_What the exercise asks_. Show every line of the data that includes the word "nPUMP".

=== The input ===

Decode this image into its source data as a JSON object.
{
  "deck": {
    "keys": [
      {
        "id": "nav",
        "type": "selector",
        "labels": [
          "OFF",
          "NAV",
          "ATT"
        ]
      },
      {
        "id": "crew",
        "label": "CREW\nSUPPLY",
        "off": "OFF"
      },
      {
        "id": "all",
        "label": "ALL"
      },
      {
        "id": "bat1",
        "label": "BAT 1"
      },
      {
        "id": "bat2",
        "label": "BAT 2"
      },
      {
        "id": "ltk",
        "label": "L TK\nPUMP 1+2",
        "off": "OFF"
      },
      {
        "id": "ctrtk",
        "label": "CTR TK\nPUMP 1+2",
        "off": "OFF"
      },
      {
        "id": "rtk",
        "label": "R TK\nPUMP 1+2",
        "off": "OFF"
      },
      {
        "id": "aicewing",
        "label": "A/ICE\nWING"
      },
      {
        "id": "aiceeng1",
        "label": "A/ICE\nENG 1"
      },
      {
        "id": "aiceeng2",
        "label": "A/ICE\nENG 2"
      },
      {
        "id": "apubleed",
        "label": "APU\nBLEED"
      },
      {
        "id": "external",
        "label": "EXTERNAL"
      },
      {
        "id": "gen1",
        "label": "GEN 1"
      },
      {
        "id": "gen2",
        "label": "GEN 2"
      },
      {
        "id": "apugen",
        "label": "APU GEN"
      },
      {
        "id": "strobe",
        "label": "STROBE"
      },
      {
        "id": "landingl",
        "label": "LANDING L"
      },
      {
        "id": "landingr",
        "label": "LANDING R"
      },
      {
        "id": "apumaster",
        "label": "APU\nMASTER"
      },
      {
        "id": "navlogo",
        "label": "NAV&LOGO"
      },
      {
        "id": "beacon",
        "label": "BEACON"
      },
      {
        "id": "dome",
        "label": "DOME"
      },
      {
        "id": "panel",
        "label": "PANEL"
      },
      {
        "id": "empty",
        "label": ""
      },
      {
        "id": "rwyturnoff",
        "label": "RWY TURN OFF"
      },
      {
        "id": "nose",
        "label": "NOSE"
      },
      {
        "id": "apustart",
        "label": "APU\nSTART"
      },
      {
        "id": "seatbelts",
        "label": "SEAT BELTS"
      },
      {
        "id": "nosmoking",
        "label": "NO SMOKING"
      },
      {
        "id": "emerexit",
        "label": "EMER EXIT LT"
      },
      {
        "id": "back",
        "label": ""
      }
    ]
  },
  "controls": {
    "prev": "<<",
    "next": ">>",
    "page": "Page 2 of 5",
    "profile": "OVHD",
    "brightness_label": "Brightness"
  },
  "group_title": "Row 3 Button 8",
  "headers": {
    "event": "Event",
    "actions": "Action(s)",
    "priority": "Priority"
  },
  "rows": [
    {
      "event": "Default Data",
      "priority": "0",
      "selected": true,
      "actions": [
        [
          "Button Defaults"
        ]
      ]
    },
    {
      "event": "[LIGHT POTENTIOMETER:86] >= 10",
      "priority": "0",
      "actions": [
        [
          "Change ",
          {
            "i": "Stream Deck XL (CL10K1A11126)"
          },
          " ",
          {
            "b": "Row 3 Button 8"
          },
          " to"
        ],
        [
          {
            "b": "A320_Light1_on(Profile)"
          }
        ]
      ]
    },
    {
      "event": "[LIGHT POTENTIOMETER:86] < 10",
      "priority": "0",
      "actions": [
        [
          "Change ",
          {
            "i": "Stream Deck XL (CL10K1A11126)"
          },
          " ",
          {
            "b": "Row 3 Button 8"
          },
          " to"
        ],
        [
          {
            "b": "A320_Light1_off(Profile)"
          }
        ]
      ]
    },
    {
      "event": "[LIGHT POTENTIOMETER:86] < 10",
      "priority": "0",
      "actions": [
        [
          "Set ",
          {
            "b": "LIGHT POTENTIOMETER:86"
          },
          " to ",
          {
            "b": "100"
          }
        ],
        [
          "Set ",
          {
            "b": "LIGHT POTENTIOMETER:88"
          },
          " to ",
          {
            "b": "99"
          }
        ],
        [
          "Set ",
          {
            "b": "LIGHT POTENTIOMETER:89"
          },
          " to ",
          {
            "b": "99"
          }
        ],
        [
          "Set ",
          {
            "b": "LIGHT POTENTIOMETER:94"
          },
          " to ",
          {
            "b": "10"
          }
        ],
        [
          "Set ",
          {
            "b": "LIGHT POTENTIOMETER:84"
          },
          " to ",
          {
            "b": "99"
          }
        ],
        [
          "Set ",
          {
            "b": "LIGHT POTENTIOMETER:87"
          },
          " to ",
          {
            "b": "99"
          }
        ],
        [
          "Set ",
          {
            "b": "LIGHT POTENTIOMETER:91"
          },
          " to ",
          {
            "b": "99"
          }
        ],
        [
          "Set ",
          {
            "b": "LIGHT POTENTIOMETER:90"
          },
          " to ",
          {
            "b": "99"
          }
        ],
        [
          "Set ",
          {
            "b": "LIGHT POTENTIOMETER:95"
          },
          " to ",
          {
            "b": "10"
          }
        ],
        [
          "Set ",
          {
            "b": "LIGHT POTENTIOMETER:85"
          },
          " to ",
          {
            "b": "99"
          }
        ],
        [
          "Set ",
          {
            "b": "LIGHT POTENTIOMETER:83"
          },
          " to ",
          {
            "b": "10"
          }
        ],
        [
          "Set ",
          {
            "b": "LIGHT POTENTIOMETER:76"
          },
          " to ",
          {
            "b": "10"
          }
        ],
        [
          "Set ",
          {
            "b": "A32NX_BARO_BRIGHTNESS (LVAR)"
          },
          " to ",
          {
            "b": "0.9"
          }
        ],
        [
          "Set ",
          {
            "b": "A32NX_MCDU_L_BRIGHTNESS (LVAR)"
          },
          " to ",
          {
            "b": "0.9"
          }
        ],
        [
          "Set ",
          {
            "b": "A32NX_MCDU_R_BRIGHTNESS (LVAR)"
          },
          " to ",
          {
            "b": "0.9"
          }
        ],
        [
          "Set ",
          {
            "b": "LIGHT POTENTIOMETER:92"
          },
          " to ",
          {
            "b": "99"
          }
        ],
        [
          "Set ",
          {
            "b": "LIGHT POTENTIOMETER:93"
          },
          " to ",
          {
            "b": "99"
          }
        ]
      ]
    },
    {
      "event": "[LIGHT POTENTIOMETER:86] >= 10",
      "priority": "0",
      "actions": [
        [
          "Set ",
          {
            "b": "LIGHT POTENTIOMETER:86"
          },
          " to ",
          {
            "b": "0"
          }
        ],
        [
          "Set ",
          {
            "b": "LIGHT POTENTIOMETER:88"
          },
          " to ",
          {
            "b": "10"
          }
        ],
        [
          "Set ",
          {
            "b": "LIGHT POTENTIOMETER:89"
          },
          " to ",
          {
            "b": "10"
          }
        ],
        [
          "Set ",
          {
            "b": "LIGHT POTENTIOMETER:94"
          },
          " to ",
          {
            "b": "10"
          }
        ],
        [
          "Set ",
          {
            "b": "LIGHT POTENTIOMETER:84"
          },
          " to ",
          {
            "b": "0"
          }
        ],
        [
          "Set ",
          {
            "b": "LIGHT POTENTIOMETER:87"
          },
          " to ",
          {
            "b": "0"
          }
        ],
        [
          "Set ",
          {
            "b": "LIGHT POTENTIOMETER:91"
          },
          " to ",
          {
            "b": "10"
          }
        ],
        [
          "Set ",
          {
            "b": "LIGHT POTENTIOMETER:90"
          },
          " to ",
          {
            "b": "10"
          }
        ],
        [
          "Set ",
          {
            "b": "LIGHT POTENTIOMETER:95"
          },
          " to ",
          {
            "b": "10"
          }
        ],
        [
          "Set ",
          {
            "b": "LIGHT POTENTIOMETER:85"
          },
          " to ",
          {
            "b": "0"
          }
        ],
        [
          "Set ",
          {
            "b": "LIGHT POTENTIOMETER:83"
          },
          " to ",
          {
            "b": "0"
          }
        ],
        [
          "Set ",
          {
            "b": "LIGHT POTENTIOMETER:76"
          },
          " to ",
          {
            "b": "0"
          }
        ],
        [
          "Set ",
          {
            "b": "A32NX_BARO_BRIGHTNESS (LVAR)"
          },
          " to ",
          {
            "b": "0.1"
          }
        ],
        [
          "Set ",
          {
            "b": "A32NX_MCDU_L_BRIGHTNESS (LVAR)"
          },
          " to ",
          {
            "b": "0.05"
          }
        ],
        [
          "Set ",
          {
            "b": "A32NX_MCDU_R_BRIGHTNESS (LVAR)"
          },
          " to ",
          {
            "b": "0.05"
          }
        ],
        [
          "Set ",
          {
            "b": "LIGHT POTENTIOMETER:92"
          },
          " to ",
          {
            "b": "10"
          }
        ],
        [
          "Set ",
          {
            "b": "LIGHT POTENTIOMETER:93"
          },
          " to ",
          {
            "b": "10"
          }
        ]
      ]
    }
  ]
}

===

_Response below_.
        "label": "L TK\nPUMP 1+2",
        "label": "CTR TK\nPUMP 1+2",
        "label": "R TK\nPUMP 1+2",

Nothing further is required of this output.